- _To do_
Search the entries for the word "archivos". Copy every line where it turns up.

Excerpts from an interface dataset:
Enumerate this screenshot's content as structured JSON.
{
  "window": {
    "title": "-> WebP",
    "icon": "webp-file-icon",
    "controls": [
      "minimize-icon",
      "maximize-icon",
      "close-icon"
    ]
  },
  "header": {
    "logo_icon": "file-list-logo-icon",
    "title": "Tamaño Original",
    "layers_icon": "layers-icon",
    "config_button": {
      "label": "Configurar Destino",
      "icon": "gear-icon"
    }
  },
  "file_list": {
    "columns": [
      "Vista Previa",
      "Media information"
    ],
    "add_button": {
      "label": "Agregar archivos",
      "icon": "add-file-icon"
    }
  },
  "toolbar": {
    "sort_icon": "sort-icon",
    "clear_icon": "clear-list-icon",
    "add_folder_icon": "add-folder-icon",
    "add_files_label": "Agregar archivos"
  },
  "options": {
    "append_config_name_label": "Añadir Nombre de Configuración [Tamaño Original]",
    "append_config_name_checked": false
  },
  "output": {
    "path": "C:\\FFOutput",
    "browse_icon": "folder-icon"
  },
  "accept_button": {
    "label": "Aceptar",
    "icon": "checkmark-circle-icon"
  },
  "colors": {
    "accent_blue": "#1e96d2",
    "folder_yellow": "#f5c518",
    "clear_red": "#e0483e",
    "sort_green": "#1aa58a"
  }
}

- _Response to this exercise_
      "label": "Agregar archivos",
    "add_files_label": "Agregar archivos"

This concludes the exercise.